TASK BRIEF:
Please repeat, exactly as written, the line containing "Convert this screenshot" and every line after it through the end of the records below.

RECORDS SHOWN:
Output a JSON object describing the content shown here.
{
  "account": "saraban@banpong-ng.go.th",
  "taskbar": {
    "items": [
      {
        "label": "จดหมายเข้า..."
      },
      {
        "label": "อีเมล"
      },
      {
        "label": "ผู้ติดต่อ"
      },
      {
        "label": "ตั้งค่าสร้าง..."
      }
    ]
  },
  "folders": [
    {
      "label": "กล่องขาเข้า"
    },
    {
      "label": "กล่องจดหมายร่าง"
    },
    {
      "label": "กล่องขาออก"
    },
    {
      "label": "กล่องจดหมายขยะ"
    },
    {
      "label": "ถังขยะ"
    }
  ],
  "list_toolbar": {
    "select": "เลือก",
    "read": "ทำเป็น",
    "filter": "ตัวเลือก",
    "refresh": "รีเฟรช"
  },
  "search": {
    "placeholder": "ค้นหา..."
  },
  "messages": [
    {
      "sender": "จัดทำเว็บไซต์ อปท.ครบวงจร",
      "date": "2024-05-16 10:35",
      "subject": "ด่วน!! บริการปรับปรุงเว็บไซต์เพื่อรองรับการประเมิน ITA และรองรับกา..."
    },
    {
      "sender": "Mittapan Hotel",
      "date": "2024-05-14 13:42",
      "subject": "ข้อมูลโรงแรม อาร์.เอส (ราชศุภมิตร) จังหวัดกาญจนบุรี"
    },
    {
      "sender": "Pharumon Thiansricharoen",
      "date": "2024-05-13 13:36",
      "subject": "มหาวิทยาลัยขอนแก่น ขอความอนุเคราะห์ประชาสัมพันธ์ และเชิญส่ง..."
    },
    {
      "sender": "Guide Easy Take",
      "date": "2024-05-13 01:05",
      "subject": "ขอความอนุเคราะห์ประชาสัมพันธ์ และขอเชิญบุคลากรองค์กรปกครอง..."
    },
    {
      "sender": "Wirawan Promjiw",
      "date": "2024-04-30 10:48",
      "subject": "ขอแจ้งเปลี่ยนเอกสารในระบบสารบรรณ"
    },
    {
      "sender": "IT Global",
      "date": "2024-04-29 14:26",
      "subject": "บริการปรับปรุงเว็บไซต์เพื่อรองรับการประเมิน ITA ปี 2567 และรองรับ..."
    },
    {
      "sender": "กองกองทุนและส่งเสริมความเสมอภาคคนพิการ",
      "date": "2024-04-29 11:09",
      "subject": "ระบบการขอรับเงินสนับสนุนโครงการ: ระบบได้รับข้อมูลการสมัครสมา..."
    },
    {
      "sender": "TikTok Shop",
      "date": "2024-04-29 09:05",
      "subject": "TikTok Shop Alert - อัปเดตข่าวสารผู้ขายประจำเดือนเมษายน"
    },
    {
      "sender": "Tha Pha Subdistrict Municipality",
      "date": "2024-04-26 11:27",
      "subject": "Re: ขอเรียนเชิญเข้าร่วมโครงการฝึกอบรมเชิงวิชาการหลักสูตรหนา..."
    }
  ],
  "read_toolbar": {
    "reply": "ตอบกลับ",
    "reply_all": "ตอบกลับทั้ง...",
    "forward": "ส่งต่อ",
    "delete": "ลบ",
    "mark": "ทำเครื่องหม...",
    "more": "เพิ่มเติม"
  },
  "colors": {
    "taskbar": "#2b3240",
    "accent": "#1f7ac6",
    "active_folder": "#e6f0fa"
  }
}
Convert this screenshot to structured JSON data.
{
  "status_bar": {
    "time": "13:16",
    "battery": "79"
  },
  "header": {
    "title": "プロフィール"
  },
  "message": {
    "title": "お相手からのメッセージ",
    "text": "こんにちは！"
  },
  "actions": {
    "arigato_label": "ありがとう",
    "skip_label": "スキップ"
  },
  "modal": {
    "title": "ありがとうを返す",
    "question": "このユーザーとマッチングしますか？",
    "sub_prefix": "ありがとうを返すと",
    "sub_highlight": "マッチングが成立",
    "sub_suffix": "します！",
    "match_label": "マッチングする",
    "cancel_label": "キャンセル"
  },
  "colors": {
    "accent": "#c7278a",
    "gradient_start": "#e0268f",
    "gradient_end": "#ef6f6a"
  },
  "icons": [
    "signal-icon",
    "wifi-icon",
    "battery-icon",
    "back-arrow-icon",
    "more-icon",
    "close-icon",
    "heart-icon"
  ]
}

RESPONSE TO THIS EXERCISE:
Convert this screenshot to structured JSON data.
{
  "status_bar": {
    "time": "13:16",
    "battery": "79"
  },
  "header": {
    "title": "プロフィール"
  },
  "message": {
    "title": "お相手からのメッセージ",
    "text": "こんにちは！"
  },
  "actions": {
    "arigato_label": "ありがとう",
    "skip_label": "スキップ"
  },
  "modal": {
    "title": "ありがとうを返す",
    "question": "このユーザーとマッチングしますか？",
    "sub_prefix": "ありがとうを返すと",
    "sub_highlight": "マッチングが成立",
    "sub_suffix": "します！",
    "match_label": "マッチングする",
    "cancel_label": "キャンセル"
  },
  "colors": {
    "accent": "#c7278a",
    "gradient_start": "#e0268f",
    "gradient_end": "#ef6f6a"
  },
  "icons": [
    "signal-icon",
    "wifi-icon",
    "battery-icon",
    "back-arrow-icon",
    "more-icon",
    "close-icon",
    "heart-icon"
  ]
}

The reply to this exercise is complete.